# EXERCISE BRIEF
A verbatim copy of the full data, with no pictures, is the expected answer.

^^^^^^^^^^^^^^^^

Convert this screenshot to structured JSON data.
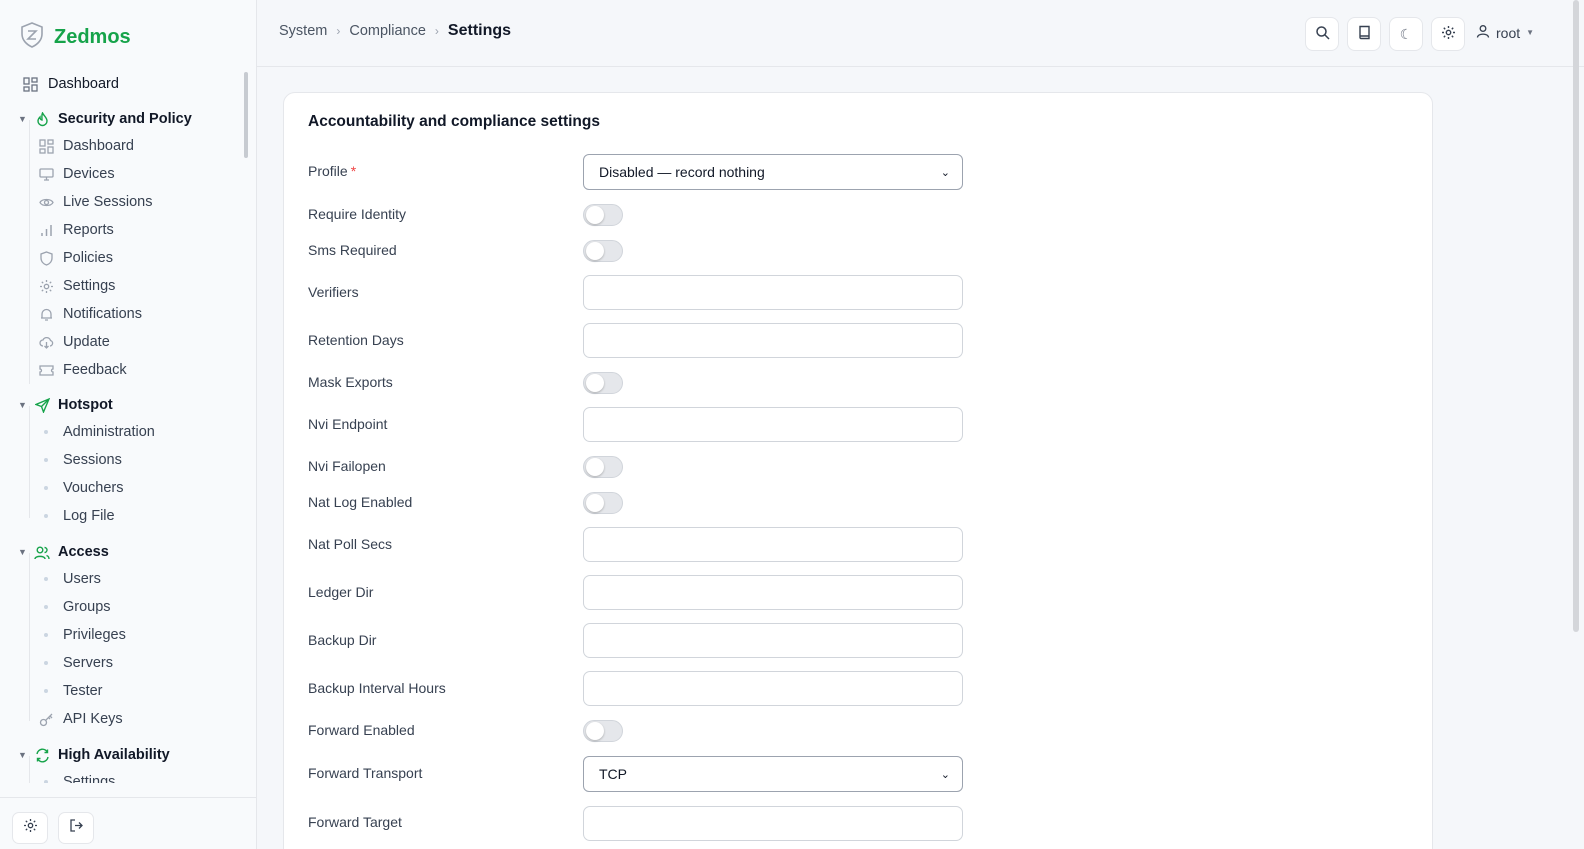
{
  "brand": {
    "name": "Zedmos",
    "color": "#16a34a"
  },
  "nav": {
    "top": {
      "label": "Dashboard",
      "icon": "dashboard-icon"
    },
    "groups": [
      {
        "label": "Security and Policy",
        "icon": "flame-icon",
        "items": [
          {
            "label": "Dashboard",
            "icon": "dashboard-icon"
          },
          {
            "label": "Devices",
            "icon": "monitor-icon"
          },
          {
            "label": "Live Sessions",
            "icon": "eye-icon"
          },
          {
            "label": "Reports",
            "icon": "bar-chart-icon"
          },
          {
            "label": "Policies",
            "icon": "shield-icon"
          },
          {
            "label": "Settings",
            "icon": "gear-icon"
          },
          {
            "label": "Notifications",
            "icon": "bell-icon"
          },
          {
            "label": "Update",
            "icon": "cloud-download-icon"
          },
          {
            "label": "Feedback",
            "icon": "ticket-icon"
          }
        ]
      },
      {
        "label": "Hotspot",
        "icon": "send-icon",
        "items": [
          {
            "label": "Administration"
          },
          {
            "label": "Sessions"
          },
          {
            "label": "Vouchers"
          },
          {
            "label": "Log File"
          }
        ]
      },
      {
        "label": "Access",
        "icon": "users-icon",
        "items": [
          {
            "label": "Users"
          },
          {
            "label": "Groups"
          },
          {
            "label": "Privileges"
          },
          {
            "label": "Servers"
          },
          {
            "label": "Tester"
          },
          {
            "label": "API Keys",
            "icon": "key-icon"
          }
        ]
      },
      {
        "label": "High Availability",
        "icon": "refresh-icon",
        "items": [
          {
            "label": "Settings"
          }
        ]
      }
    ]
  },
  "breadcrumb": [
    "System",
    "Compliance",
    "Settings"
  ],
  "header": {
    "user": "root"
  },
  "form": {
    "title": "Accountability and compliance settings",
    "fields": [
      {
        "label": "Profile",
        "required": "*",
        "type": "select",
        "value": "Disabled — record nothing"
      },
      {
        "label": "Require Identity",
        "type": "toggle",
        "value": "off"
      },
      {
        "label": "Sms Required",
        "type": "toggle",
        "value": "off"
      },
      {
        "label": "Verifiers",
        "type": "text",
        "value": ""
      },
      {
        "label": "Retention Days",
        "type": "text",
        "value": ""
      },
      {
        "label": "Mask Exports",
        "type": "toggle",
        "value": "off"
      },
      {
        "label": "Nvi Endpoint",
        "type": "text",
        "value": ""
      },
      {
        "label": "Nvi Failopen",
        "type": "toggle",
        "value": "off"
      },
      {
        "label": "Nat Log Enabled",
        "type": "toggle",
        "value": "off"
      },
      {
        "label": "Nat Poll Secs",
        "type": "text",
        "value": ""
      },
      {
        "label": "Ledger Dir",
        "type": "text",
        "value": ""
      },
      {
        "label": "Backup Dir",
        "type": "text",
        "value": ""
      },
      {
        "label": "Backup Interval Hours",
        "type": "text",
        "value": ""
      },
      {
        "label": "Forward Enabled",
        "type": "toggle",
        "value": "off"
      },
      {
        "label": "Forward Transport",
        "type": "select",
        "value": "TCP"
      },
      {
        "label": "Forward Target",
        "type": "text",
        "value": ""
      }
    ]
  }
}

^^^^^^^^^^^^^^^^

# RESPONSE BOX
Convert this screenshot to structured JSON data.
{
  "brand": {
    "name": "Zedmos",
    "color": "#16a34a"
  },
  "nav": {
    "top": {
      "label": "Dashboard",
      "icon": "dashboard-icon"
    },
    "groups": [
      {
        "label": "Security and Policy",
        "icon": "flame-icon",
        "items": [
          {
            "label": "Dashboard",
            "icon": "dashboard-icon"
          },
          {
            "label": "Devices",
            "icon": "monitor-icon"
          },
          {
            "label": "Live Sessions",
            "icon": "eye-icon"
          },
          {
            "label": "Reports",
            "icon": "bar-chart-icon"
          },
          {
            "label": "Policies",
            "icon": "shield-icon"
          },
          {
            "label": "Settings",
            "icon": "gear-icon"
          },
          {
            "label": "Notifications",
            "icon": "bell-icon"
          },
          {
            "label": "Update",
            "icon": "cloud-download-icon"
          },
          {
            "label": "Feedback",
            "icon": "ticket-icon"
          }
        ]
      },
      {
        "label": "Hotspot",
        "icon": "send-icon",
        "items": [
          {
            "label": "Administration"
          },
          {
            "label": "Sessions"
          },
          {
            "label": "Vouchers"
          },
          {
            "label": "Log File"
          }
        ]
      },
      {
        "label": "Access",
        "icon": "users-icon",
        "items": [
          {
            "label": "Users"
          },
          {
            "label": "Groups"
          },
          {
            "label": "Privileges"
          },
          {
            "label": "Servers"
          },
          {
            "label": "Tester"
          },
          {
            "label": "API Keys",
            "icon": "key-icon"
          }
        ]
      },
      {
        "label": "High Availability",
        "icon": "refresh-icon",
        "items": [
          {
            "label": "Settings"
          }
        ]
      }
    ]
  },
  "breadcrumb": [
    "System",
    "Compliance",
    "Settings"
  ],
  "header": {
    "user": "root"
  },
  "form": {
    "title": "Accountability and compliance settings",
    "fields": [
      {
        "label": "Profile",
        "required": "*",
        "type": "select",
        "value": "Disabled — record nothing"
      },
      {
        "label": "Require Identity",
        "type": "toggle",
        "value": "off"
      },
      {
        "label": "Sms Required",
        "type": "toggle",
        "value": "off"
      },
      {
        "label": "Verifiers",
        "type": "text",
        "value": ""
      },
      {
        "label": "Retention Days",
        "type": "text",
        "value": ""
      },
      {
        "label": "Mask Exports",
        "type": "toggle",
        "value": "off"
      },
      {
        "label": "Nvi Endpoint",
        "type": "text",
        "value": ""
      },
      {
        "label": "Nvi Failopen",
        "type": "toggle",
        "value": "off"
      },
      {
        "label": "Nat Log Enabled",
        "type": "toggle",
        "value": "off"
      },
      {
        "label": "Nat Poll Secs",
        "type": "text",
        "value": ""
      },
      {
        "label": "Ledger Dir",
        "type": "text",
        "value": ""
      },
      {
        "label": "Backup Dir",
        "type": "text",
        "value": ""
      },
      {
        "label": "Backup Interval Hours",
        "type": "text",
        "value": ""
      },
      {
        "label": "Forward Enabled",
        "type": "toggle",
        "value": "off"
      },
      {
        "label": "Forward Transport",
        "type": "select",
        "value": "TCP"
      },
      {
        "label": "Forward Target",
        "type": "text",
        "value": ""
      }
    ]
  }
}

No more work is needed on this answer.